Oregon City Council Aug. 10 unanimously approved a major change in a site plan to allow an expansion of a nursing home, Heartland of Oregon, at 3953 Navarre Avenue.
The change was to an existing conditional use exception in an R-4 Planned Residential District for the purpose of increasing the total building area of more than 10 percent of the nursing home, according to Jim Gilmore, commissioner of building and zoning inspection.
“It’s considered a major chance, which needs approval from the planning commission and also city council,” said Gilmore.
The proposal is for two additions, he said.
“One is 6,000 square feet, which will add 24 beds, and the second addition is for physical therapy. The total increase is 22 percent over the existing building area,” said Gilmore.
The property is located on the north side of Navarre, west of Lallendorf. The neighboring properties are zoned R2, R5 and C5, said Gilmore.
The planning commission approved the change with conditions, including approval by the public service director on final infrastructures, approval of a landscaping and buffering plan, approval of a final site plan, including setback requirements, screening the Dumpster, which should match the rest of the project, and matching the characteristics of construction elements of the existing building, according to Gilmore.
Council also authorized Mayor Marge Brown, Public Service Director Paul Roman and the Finance Director Kathy Hufford to enter into an agreement with the Ohio Department of Natural Resources to accept a $64,391 Coastal Management Assistance Grant.
The grant will pay for nearly half of a $125,399 project to help protect water quality, and restore coastal habitat along Maumee Bay and Lake Erie’s Western Basin by establishing a riparian corridor/wetland system, according to Roman.
The project will help control bacterial contamination at the beaches at Maumee Bay State Park, which has a history of high E.coli levels. From 2000-2008, the beaches were posted for exceeding E. coli standards an average of 20 days per year, in a bathing season of about 100 days. High E. coli levels are considered a health threat and an economic liability for the park and the region.
Secondary pollutants the project will address are sediment and nutrients, especially phosphorus. Sediments are a concern because they cover stream and lake bottom habitat as they settle.
The Toledo/Lucas County Health Department tested septic systems extensively in the Wolf Creek watershed. Oregon constructed approximately 10 miles of sanitary sewers in the watershed since 2001, at a cost of $10.5 million. The sewers eliminated hundreds of septic systems and several package plants. Remaining E.coli sources include septic systems and package plants in the more sparsely developed areas, and other watershed sources can still contaminate the beaches.
In 2008, Hull & Associates completed a study for a riparian corridor/wetland system to protect Lake Erie beaches from contamination by capturing and treating bacteria in Wolf Creek.
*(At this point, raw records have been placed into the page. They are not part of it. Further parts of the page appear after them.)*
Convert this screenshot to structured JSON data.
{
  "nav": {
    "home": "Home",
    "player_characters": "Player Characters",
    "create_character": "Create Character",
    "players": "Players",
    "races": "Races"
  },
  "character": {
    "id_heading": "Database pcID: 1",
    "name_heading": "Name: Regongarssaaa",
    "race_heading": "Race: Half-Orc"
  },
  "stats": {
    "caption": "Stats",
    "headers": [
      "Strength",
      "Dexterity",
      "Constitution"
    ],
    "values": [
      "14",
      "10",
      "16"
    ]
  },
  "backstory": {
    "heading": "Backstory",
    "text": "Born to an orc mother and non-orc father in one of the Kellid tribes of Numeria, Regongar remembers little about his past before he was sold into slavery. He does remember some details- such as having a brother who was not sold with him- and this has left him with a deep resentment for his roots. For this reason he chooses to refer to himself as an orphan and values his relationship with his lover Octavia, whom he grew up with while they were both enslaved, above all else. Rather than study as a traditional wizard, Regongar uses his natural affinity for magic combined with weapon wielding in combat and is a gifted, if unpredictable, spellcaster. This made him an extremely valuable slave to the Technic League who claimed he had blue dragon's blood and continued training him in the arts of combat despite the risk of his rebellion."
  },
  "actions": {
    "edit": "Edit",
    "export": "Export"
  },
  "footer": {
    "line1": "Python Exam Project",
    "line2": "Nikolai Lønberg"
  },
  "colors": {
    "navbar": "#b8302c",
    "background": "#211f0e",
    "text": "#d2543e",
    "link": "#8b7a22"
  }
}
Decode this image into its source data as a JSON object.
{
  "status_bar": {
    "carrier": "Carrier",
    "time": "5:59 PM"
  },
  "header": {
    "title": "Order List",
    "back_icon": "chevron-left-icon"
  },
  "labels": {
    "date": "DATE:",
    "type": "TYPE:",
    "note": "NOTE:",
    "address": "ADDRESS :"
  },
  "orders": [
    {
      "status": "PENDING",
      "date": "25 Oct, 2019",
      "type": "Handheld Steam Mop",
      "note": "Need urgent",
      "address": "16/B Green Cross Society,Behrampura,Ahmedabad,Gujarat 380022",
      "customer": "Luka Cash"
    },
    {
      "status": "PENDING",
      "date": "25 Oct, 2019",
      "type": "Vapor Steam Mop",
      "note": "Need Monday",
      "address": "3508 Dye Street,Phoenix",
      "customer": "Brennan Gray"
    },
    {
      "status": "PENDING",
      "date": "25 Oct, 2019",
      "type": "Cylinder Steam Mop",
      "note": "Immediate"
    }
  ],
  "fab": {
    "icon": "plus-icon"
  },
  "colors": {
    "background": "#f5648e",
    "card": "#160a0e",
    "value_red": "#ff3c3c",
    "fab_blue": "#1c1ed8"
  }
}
The Hull report recommended a riparian corridor/wetland system in two phases: an upstream phase around property owned by Oregon, would capture sediment. The downstream section, on Maumee Bay State Park property, will provide additional settling and also biological treatment of the stream water in a wetland system.
The proposed wetland system would establish riparian habitat along Wolf Creek between North Curtice and Corduroy roads with over-wide or multi-stage stream channel designs that will help capture and kill bacteria in stream water, protecting beaches from contamination.
“E.coli would attach itself to sediment, and if it’s in a shallower area of the stream, and with the sun, that will kill E.coli,” said Roman. “Also, a part of the idea is to create an area where sediment would collect more, and simply hold the sediment back from going out into the bay. If the E.coli is attached to that, it’s staying in that holding area and not going out to the beaches of Maumee Bay State Park.”
The $125,399 project will implement the Hull report recommendations by:
• acquiring property or conservation easement for 5.5 acres along Wolf Creek in addition to 5.6 acres of riparian corridor Oregon already owns. Together, the properties will provide half a mile of riparian corridor for future stream restoration. “It will create buffers along the waterway that helps filter out sediment, pesticides or fertilizers. It will also make the creek much wider in terms of drainage capacity and improve drainage within Wolf Creek,” said Roman.
• identify funding for implementation of the Oregon and Maumee Bay State Park portions of the stream corridor, secure commitments to proceed with the projects, and for matching funds and in-kind resources.